Weighted blankets, to help improve the quality of sleep for autistic children, have studies for and against. But if they aren’t worthy sleep aids, what good are they?
I recall when my daughter and I visited the drugstore in hopes of finding the right sleep aid for my autistic granddaughter. Her pediatrician had just approved the use of melatonin drops and we were eager to try them for everyone’s sake. The melatonin worked but as my granddaughter grew, she needed additional help to calm down in the evenings.
When the weighted blanket hit the market, we decided to give it a try. It worked! She settled in more easily at night and rested without multiple wake-ups.
However, a test conducted by Autism Speaks concludes that there is no difference in sleep patterns between the children that slept with weighted blankets and those who did not.
So why the blanket?
There are those who disagree with Autism Speaks saying that deep touch pressure, or DTP, is known to help calm children and adults with a variety of anxiety disorders.

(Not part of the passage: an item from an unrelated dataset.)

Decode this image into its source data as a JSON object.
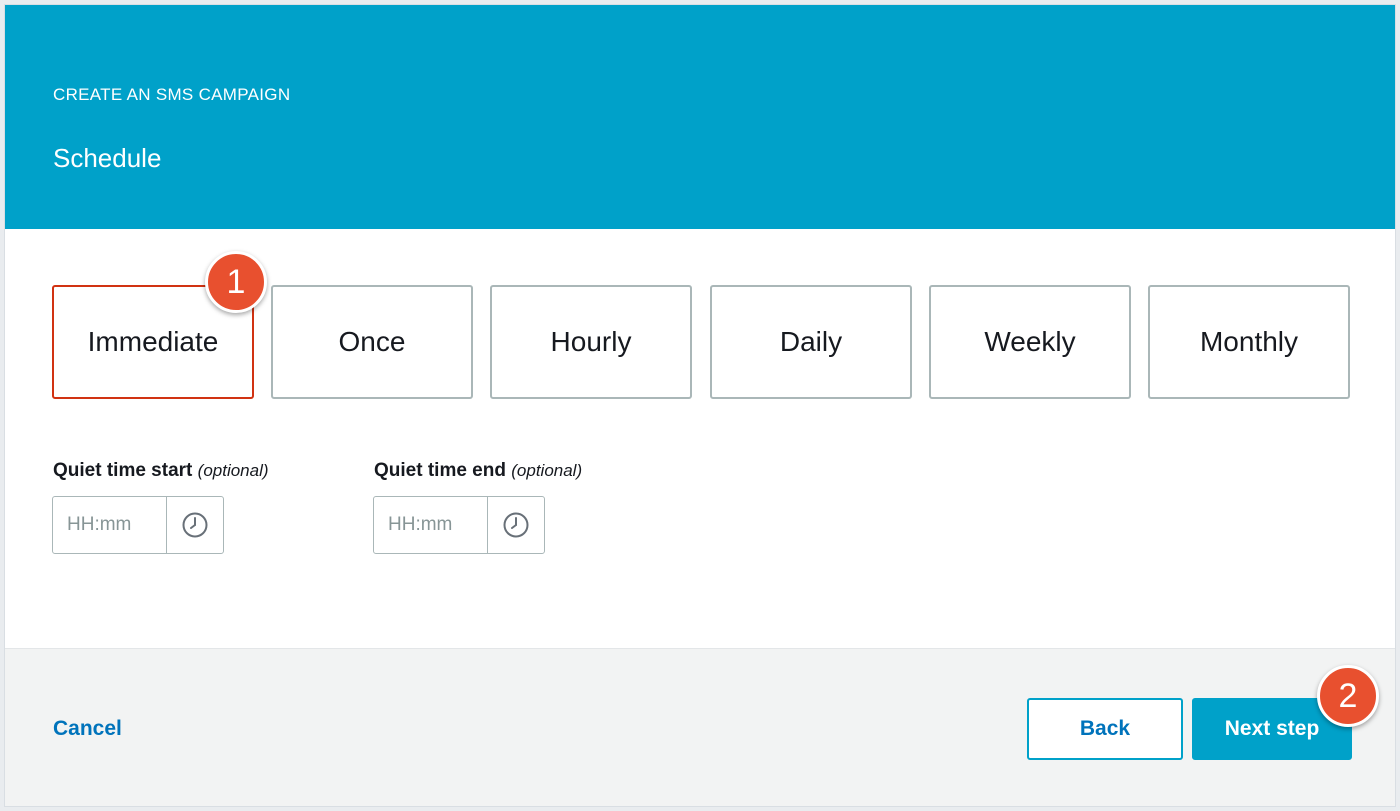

Deep touch pressure also occurs when we hug someone, squeeze their hand or lay against their side. This pressure releases serotonin. A feel-good hormone. And serotonin is needed to produce melatonin; the sleep hormone.
Autistic children tend to run low on both hormones.
Weighted blankets to the rescue throughout the day
Autistic children have trouble transferring from one activity to another and sometimes one room to another. This anxiety can cause outbursts, cry-downs or the urge to run away.
Schools and daycares are experimenting with weighted blankets. By wrapping the anxious child or laying the blanket over their laps a calming process can begin.
And while engaging in seat work, the use of a weighted blanket can reduce fidgeting.
A weighted blanket may be just what your grandchild needs. But before you purchase one, check out these recommendations based on the child’s age and body weight.
If you proceed, make the blanket a very special gift wrapped and celebrated. It will introduce your grandchild to his or her new “buddy” in a memorable way.